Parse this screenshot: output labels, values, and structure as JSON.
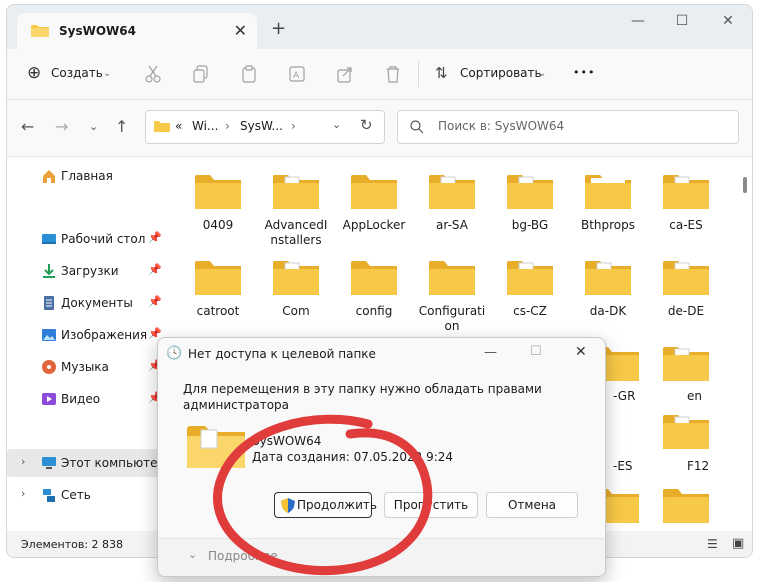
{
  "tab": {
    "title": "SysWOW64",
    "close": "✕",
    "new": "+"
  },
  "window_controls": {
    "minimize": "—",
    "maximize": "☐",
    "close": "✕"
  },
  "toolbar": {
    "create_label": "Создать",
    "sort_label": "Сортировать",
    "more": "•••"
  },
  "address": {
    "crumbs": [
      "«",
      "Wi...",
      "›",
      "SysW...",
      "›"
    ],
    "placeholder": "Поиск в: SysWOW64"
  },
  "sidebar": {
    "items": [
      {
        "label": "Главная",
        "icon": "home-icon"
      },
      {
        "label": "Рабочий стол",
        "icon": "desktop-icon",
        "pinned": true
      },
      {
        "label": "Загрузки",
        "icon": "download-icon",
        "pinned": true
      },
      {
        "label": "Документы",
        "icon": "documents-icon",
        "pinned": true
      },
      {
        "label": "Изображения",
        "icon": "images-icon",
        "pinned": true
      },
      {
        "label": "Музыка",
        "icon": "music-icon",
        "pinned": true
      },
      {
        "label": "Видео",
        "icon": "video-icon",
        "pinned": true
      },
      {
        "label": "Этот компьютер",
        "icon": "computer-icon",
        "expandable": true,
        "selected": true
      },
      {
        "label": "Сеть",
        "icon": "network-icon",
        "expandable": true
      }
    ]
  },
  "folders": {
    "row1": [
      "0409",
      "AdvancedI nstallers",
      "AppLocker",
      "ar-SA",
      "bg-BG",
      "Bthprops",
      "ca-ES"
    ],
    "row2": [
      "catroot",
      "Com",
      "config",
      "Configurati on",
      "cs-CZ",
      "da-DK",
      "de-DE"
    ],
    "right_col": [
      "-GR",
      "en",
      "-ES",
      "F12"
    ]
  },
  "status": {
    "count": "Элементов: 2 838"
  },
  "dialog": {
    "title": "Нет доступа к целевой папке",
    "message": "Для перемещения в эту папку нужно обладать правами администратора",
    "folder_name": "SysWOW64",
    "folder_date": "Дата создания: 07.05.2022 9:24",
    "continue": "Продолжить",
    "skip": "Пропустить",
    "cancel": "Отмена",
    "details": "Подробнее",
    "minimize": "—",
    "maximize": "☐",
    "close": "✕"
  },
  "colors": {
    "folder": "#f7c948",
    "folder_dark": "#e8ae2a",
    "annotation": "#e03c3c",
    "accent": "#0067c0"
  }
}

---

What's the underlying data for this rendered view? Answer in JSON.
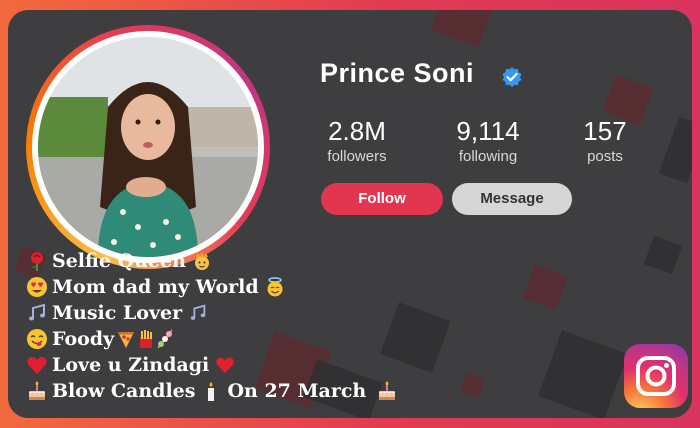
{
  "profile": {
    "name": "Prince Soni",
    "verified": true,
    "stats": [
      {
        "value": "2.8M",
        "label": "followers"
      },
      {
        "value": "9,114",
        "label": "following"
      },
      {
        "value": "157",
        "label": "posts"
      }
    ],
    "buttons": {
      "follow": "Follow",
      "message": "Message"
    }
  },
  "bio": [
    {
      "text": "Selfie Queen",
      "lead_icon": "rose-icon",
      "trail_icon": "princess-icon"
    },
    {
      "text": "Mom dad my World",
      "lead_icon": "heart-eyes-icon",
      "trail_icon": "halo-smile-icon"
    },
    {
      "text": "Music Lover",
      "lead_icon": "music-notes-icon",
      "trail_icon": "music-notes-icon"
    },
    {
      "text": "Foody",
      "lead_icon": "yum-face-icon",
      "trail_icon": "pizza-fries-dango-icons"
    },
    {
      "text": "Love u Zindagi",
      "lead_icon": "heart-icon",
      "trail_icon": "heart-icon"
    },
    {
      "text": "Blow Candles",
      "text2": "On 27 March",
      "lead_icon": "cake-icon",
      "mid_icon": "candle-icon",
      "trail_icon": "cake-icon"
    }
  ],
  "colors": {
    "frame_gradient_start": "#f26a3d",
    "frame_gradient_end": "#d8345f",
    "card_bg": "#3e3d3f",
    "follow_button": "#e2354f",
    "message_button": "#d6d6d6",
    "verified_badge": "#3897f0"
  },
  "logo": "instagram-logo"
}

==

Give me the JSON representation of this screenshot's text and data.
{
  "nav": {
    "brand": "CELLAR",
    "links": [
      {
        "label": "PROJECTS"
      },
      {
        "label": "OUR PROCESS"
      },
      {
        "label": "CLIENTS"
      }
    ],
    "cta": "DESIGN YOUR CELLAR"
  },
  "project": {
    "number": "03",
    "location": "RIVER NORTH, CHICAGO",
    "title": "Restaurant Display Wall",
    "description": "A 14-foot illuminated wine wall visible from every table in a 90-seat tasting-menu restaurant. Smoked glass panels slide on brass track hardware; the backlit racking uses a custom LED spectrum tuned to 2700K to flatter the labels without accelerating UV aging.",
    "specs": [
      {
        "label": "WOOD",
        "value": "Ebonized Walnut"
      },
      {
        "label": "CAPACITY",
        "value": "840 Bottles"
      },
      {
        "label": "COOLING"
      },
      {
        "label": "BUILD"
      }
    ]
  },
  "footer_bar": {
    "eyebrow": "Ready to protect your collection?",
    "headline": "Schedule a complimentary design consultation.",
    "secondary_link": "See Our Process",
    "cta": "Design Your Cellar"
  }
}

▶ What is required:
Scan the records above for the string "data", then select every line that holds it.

▶ Your solution:
What's the underlying data for this rendered view? Answer in JSON.
Give me the JSON representation of this screenshot's text and data.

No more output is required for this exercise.